- REQUIRED ACTION: Which lines below contain the word "baud"? Copy each of them.

[Data extracted from a collection]
BEGIN

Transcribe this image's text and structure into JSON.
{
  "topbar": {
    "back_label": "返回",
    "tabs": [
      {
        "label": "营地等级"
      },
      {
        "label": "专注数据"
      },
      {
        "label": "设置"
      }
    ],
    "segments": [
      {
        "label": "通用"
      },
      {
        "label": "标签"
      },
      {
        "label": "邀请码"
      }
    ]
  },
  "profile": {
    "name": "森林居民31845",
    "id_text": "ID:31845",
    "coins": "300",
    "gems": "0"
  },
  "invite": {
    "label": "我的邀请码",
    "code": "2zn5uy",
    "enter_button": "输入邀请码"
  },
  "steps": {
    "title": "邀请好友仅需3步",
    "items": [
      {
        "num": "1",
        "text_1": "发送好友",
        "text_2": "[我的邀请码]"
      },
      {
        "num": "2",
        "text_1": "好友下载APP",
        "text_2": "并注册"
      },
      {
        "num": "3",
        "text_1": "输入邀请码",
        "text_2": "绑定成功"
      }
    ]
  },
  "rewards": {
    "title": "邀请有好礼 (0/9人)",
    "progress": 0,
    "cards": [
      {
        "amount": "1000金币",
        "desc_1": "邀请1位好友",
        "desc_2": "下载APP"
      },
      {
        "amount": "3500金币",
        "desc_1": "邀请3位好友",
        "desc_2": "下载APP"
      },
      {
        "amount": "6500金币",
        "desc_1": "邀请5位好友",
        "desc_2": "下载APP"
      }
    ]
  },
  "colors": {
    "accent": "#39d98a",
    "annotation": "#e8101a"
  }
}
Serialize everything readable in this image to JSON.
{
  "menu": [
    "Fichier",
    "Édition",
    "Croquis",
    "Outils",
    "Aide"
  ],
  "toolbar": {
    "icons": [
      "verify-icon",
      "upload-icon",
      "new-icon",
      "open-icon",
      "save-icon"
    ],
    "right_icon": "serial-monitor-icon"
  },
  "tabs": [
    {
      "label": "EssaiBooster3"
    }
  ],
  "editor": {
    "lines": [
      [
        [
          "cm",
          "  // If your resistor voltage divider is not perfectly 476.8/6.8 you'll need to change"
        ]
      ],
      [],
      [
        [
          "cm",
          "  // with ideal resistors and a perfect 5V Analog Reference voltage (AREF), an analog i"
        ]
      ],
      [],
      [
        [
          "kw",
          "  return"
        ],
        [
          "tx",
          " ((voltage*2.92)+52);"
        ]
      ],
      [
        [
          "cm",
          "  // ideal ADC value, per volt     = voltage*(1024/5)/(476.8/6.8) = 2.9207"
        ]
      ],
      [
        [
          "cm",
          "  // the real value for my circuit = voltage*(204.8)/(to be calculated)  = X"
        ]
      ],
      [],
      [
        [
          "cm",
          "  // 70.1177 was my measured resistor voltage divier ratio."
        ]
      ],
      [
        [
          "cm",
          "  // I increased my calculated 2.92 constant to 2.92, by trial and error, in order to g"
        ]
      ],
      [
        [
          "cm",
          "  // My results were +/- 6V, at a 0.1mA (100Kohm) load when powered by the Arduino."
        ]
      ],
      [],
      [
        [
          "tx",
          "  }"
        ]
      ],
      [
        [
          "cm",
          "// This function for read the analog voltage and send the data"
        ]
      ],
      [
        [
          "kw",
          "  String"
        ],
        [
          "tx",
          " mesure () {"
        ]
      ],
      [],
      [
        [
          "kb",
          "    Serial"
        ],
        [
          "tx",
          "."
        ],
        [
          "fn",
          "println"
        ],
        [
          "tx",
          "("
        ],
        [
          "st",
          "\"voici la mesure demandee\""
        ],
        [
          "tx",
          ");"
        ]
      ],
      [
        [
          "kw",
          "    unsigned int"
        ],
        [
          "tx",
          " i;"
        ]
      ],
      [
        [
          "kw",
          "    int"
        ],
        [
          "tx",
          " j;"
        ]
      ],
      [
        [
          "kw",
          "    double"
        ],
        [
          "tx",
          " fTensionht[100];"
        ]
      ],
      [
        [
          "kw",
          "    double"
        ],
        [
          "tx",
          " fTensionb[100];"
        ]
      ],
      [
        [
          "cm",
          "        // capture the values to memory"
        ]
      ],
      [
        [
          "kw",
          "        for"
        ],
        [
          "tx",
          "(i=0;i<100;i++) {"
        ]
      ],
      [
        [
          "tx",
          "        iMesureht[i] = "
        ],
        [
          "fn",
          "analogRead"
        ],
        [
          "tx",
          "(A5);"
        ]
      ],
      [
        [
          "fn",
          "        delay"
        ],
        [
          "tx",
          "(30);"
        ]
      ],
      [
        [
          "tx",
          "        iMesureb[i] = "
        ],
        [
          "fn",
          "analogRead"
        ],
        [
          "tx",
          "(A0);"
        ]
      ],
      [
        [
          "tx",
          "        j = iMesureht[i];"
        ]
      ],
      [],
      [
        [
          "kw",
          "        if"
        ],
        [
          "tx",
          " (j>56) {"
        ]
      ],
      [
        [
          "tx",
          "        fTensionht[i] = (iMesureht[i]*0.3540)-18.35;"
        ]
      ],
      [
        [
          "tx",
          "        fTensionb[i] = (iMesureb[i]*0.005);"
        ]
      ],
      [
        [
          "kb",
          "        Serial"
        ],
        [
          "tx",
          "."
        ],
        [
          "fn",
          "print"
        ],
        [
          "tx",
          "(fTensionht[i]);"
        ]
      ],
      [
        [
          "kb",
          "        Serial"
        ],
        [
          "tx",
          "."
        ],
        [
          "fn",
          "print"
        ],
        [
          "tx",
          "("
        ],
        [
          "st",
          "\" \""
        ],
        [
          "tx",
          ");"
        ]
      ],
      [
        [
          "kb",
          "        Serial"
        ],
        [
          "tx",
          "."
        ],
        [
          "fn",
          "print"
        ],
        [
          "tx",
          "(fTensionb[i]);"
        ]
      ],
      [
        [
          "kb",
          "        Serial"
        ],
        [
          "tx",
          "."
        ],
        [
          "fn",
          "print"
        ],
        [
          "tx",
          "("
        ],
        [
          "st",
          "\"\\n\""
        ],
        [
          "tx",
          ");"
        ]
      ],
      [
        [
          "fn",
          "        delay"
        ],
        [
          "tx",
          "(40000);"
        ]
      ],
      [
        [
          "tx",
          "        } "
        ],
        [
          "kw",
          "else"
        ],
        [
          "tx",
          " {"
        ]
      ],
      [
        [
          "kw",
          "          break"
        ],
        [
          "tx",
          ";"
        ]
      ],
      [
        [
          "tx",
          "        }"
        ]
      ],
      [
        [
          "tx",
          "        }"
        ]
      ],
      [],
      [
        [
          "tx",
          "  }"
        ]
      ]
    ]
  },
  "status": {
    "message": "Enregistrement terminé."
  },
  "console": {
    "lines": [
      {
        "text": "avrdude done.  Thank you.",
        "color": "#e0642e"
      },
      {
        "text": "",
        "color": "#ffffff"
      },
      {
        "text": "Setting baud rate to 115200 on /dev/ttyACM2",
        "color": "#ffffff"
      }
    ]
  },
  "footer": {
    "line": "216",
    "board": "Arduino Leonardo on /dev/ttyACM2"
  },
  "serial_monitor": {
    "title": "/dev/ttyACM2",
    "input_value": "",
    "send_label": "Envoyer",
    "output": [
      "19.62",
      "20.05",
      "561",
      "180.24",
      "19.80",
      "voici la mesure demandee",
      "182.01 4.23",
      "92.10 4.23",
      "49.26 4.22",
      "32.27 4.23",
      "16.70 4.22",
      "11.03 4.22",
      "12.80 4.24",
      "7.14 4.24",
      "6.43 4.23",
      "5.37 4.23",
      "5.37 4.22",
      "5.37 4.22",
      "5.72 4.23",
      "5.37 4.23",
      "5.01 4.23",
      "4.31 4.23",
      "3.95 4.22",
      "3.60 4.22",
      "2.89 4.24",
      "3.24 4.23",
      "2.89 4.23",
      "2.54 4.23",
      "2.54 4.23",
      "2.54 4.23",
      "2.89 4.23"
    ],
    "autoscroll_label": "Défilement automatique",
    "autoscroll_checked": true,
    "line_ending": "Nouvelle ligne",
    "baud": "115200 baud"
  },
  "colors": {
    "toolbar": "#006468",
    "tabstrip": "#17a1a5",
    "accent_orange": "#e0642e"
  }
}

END

- ANSWER TO THIS EXERCISE:
        "text": "Setting baud rate to 115200 on /dev/ttyACM2",
    "baud": "115200 baud"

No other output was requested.